Limitations on Keogh Plans
The amount of paperwork required to set up a Keogh plan is the primary drawback for most people. It is relatively easy to set up most retirement plans while a Keogh plan can require extensive calculations and professional help.
If an employer chooses a Keogh plan for the company, benefits must extend to employees as well. Employees do not contribute to the plan and all contributions are made by the employer. The requirement offers a great benefit to employees but employers need to plan accordingly before incorporating it into the business.
With money-purchase plans, you may owe a penalty of as much as 100% of the missed contribution if you fail to reach your established percentage of earnings. While high-income owners have preferred the money-purchase plan for its higher contribution potential, the requirement for a set percentage can be difficult to manage.
Similar to withdrawal rules for IRAs, you must start taking withdrawals from a Keogh plan when you reach 70 ½ years of age. If you are still working after this point, you may continue to contribute but must also withdraw money.
Keogh Plans: Frequently asked questions
What’s the difference between a Keogh Plan and an IRA?
Keogh plans are popular among the self-employed and small businesses because contribution limits are higher than with Individual Retirement Accounts. The maximum contribution for a Keogh Plan is $53,000 in 2015, or up to 25% of your net earnings, compared to the $5,500 limit for IRA contributions. For this reason, a Keogh plan can be a powerful way to reduce your tax bill.

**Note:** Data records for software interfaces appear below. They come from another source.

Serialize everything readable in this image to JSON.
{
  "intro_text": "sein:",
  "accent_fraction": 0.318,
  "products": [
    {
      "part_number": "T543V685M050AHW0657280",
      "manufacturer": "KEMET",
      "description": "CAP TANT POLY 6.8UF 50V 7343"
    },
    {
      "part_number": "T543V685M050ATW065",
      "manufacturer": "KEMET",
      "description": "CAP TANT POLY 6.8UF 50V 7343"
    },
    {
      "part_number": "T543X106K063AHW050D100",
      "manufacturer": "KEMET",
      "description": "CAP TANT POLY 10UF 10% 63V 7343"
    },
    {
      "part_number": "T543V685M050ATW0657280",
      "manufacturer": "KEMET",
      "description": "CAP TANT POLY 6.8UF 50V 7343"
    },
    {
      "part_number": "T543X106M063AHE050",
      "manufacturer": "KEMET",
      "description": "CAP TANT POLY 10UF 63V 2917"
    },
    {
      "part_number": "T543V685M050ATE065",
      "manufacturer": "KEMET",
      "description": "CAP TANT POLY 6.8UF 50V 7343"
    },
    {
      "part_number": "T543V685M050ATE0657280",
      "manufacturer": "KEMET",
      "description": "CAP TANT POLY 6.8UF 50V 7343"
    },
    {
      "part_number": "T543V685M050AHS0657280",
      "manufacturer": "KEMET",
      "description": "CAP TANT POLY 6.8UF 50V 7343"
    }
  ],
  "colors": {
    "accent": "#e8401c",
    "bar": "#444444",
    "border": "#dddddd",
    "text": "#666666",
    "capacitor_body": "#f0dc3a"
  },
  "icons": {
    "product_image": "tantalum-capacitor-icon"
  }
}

Keogh plans also offer choices for small businesses whereas an IRA is only for individuals.
What’s the difference between a Keogh Plan and a SEP or other self-employed plans?
Keogh plans were named after the U.S. congressman that championed them in 1962. The plans were expanded as part of the Economic Recovery Tax act of 1981. Until the tax law change of 2001, they were largely the only option for the self-employed and small business owners. Since 2001 when other self-directed 401k and self-employed options were formalized, the term Keogh is less often used but is still popular for some. Keogh plans involve much more paperwork and calculations compared to other self-employed or small business options but offer higher contribution limits.

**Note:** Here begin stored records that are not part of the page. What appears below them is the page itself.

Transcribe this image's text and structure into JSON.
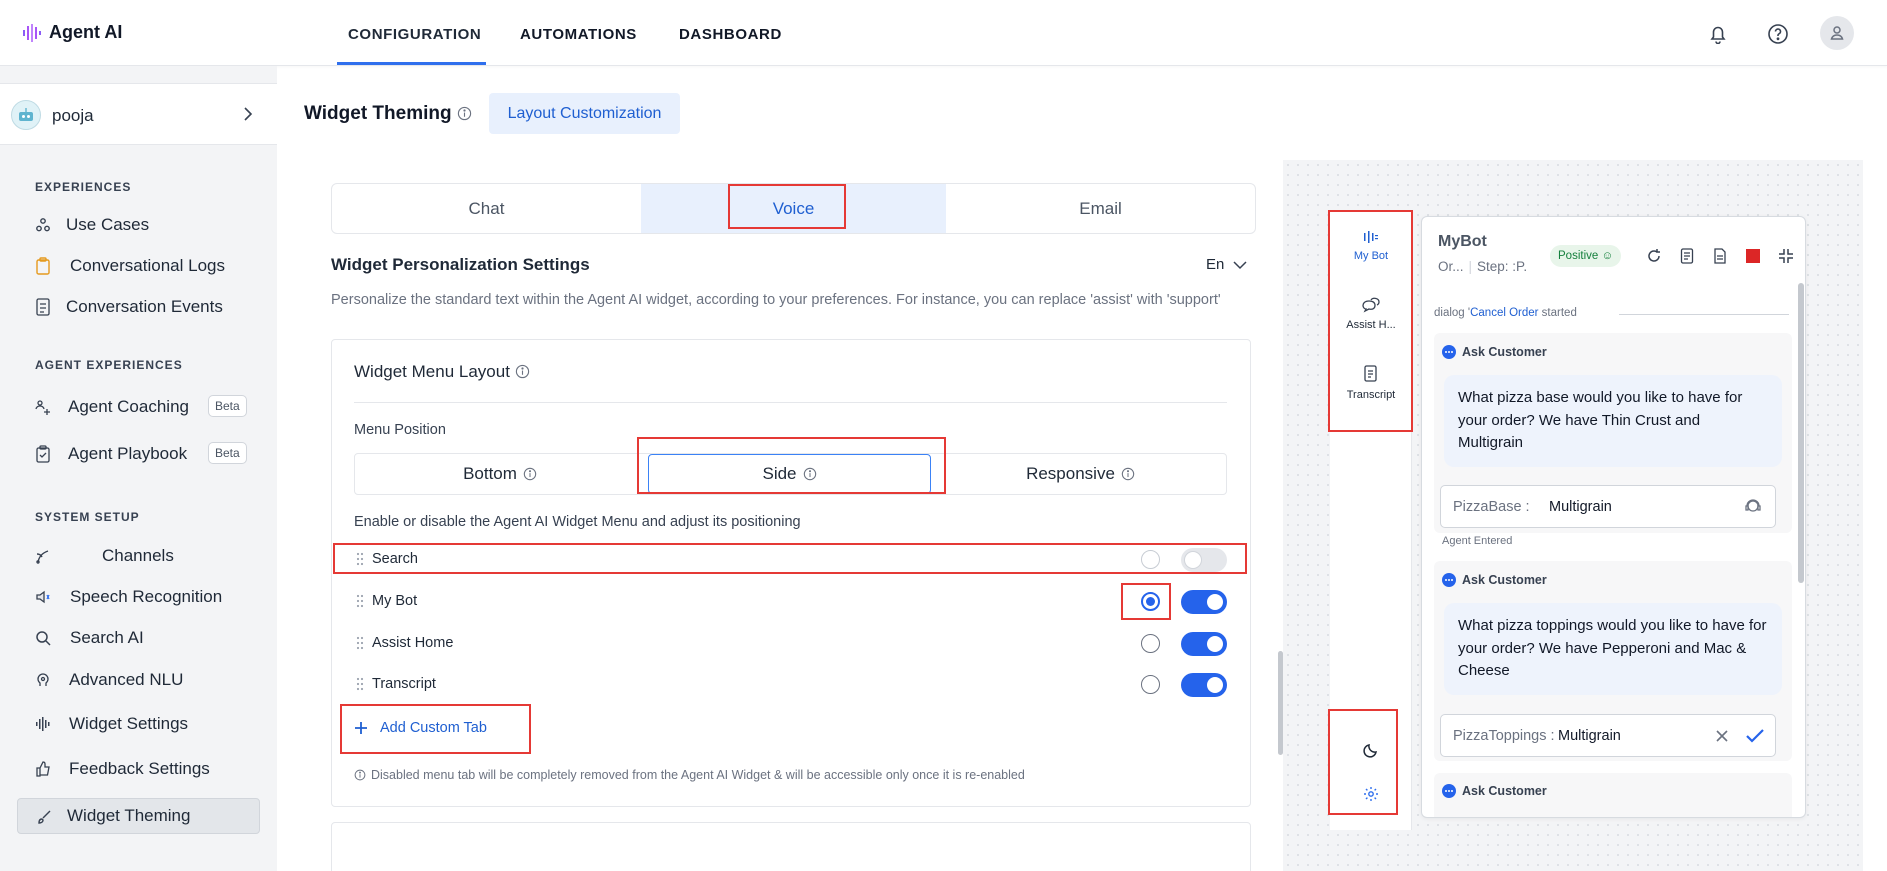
{
  "app": {
    "logo_text": "Agent AI"
  },
  "nav": {
    "tabs": [
      {
        "label": "CONFIGURATION",
        "active": true
      },
      {
        "label": "AUTOMATIONS"
      },
      {
        "label": "DASHBOARD"
      }
    ],
    "icons": [
      "bell-icon",
      "help-icon",
      "user-icon"
    ]
  },
  "sidebar": {
    "workspace": "pooja",
    "sections": [
      {
        "title": "EXPERIENCES",
        "items": [
          "Use Cases",
          "Conversational Logs",
          "Conversation Events"
        ]
      },
      {
        "title": "AGENT EXPERIENCES",
        "items": [
          "Agent Coaching",
          "Agent Playbook"
        ]
      },
      {
        "title": "SYSTEM SETUP",
        "items": [
          "Channels",
          "Speech Recognition",
          "Search AI",
          "Advanced NLU",
          "Widget Settings",
          "Feedback Settings",
          "Widget Theming"
        ]
      }
    ],
    "badge": "Beta",
    "active_item": "Widget Theming"
  },
  "header": {
    "title": "Widget Theming",
    "tab": "Layout Customization"
  },
  "channels": {
    "tabs": [
      "Chat",
      "Voice",
      "Email"
    ],
    "active": "Voice"
  },
  "personalization": {
    "title": "Widget Personalization Settings",
    "language": "En",
    "description": "Personalize the standard text within the Agent AI widget, according to your preferences. For instance, you can replace 'assist' with 'support'"
  },
  "menu_layout": {
    "title": "Widget Menu Layout",
    "position_label": "Menu Position",
    "positions": [
      "Bottom",
      "Side",
      "Responsive"
    ],
    "active_position": "Side",
    "enable_text": "Enable or disable the Agent AI Widget Menu and adjust its positioning",
    "items": [
      {
        "label": "Search",
        "default": false,
        "enabled": false
      },
      {
        "label": "My Bot",
        "default": true,
        "enabled": true
      },
      {
        "label": "Assist Home",
        "default": false,
        "enabled": true
      },
      {
        "label": "Transcript",
        "default": false,
        "enabled": true
      }
    ],
    "add_tab": "Add Custom Tab",
    "note": "Disabled menu tab will be completely removed from the Agent AI Widget & will be accessible only once it is re-enabled"
  },
  "preview": {
    "rail": [
      {
        "label": "My Bot",
        "active": true
      },
      {
        "label": "Assist H..."
      },
      {
        "label": "Transcript"
      }
    ],
    "widget": {
      "name": "MyBot",
      "sub_left": "Or...",
      "sub_step": "Step: :P.",
      "sentiment": "Positive",
      "dialog_prefix": "dialog '",
      "dialog_name": "Cancel Order",
      "dialog_suffix": " started",
      "ask_label": "Ask Customer",
      "messages": [
        "What pizza base would you like to have for your order? We have Thin Crust and Multigrain",
        "What pizza toppings would you like to have for your order? We have Pepperoni and Mac & Cheese"
      ],
      "slots": [
        {
          "key": "PizzaBase",
          "value": "Multigrain"
        },
        {
          "key": "PizzaToppings",
          "value": "Multigrain"
        }
      ],
      "agent_entered": "Agent Entered"
    }
  },
  "colors": {
    "accent": "#2f6fed",
    "highlight": "#e53935",
    "active_bg": "#e8f0fd"
  }
}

Can I roll my Keogh Plan into a 401k plan if I go back to work?
You can roll your Keogh plan into a 401k plan as well as do a 401k rollover into a Keogh if you leave your employer.
What if I need money from a Keogh Plan before I reach 59 ½ years old, can I avoid penalties?

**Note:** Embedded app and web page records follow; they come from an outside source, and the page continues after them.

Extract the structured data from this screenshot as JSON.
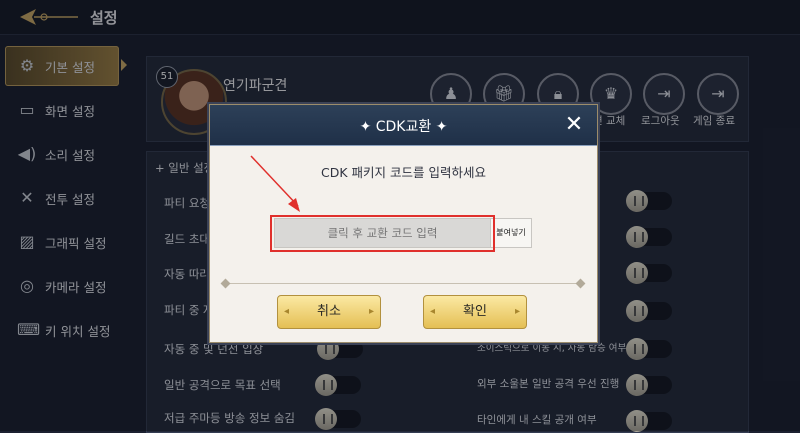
{
  "header": {
    "title": "설정"
  },
  "sidebar": {
    "items": [
      {
        "label": "기본 설정",
        "icon": "gear-icon",
        "active": true
      },
      {
        "label": "화면 설정",
        "icon": "monitor-icon"
      },
      {
        "label": "소리 설정",
        "icon": "speaker-icon"
      },
      {
        "label": "전투 설정",
        "icon": "swords-icon"
      },
      {
        "label": "그래픽 설정",
        "icon": "image-icon"
      },
      {
        "label": "카메라 설정",
        "icon": "camera-icon"
      },
      {
        "label": "키 위치 설정",
        "icon": "keyboard-icon"
      }
    ]
  },
  "profile": {
    "level": "51",
    "name": "연기파군견",
    "actions": [
      {
        "label": "",
        "icon": "character-icon"
      },
      {
        "label": "",
        "icon": "gift-icon"
      },
      {
        "label": "",
        "icon": "lock-icon"
      },
      {
        "label": "면 교체",
        "icon": "crest-icon"
      },
      {
        "label": "로그아웃",
        "icon": "logout-icon"
      },
      {
        "label": "게임 종료",
        "icon": "exit-icon"
      }
    ]
  },
  "settings": {
    "section": "+ 일반 설정",
    "left_rows": [
      "파티 요청",
      "길드 초대",
      "자동 따라",
      "파티 중 자",
      "자동 중 및 던전 입장",
      "일반 공격으로 목표 선택",
      "저급 주마등 방송 정보 숨김"
    ],
    "right_rows": [
      "조이스틱으로 이동 시, 자동 탐승 여부",
      "외부 소울본 일반 공격 우선 진행",
      "타인에게 내 스킬 공개 여부"
    ]
  },
  "dialog": {
    "title": "CDK교환",
    "prompt": "CDK 패키지 코드를 입력하세요",
    "input_placeholder": "클릭 후 교환 코드 입력",
    "paste_label": "붙여넣기",
    "cancel_label": "취소",
    "confirm_label": "확인"
  },
  "colors": {
    "accent": "#e0302c",
    "button": "#f0d27a",
    "header": "#2d4058"
  }
}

Exceptions on Keogh withdrawals are generally the same as with other retirement accounts but you should check with a financial professional before making a withdrawal. You may be able to avoid the early withdrawal penalty if you have un-reimbursed medical expenses exceeding 7.5% of your adjusted gross income or to pay for medical insurance premiums after losing your job.
Are there limits to what I can invest in with a Keogh plan?
Investing the money in your Keogh plan works just like in any other individual retirement account. You have complete control over the investments options and asset classes you want to hold.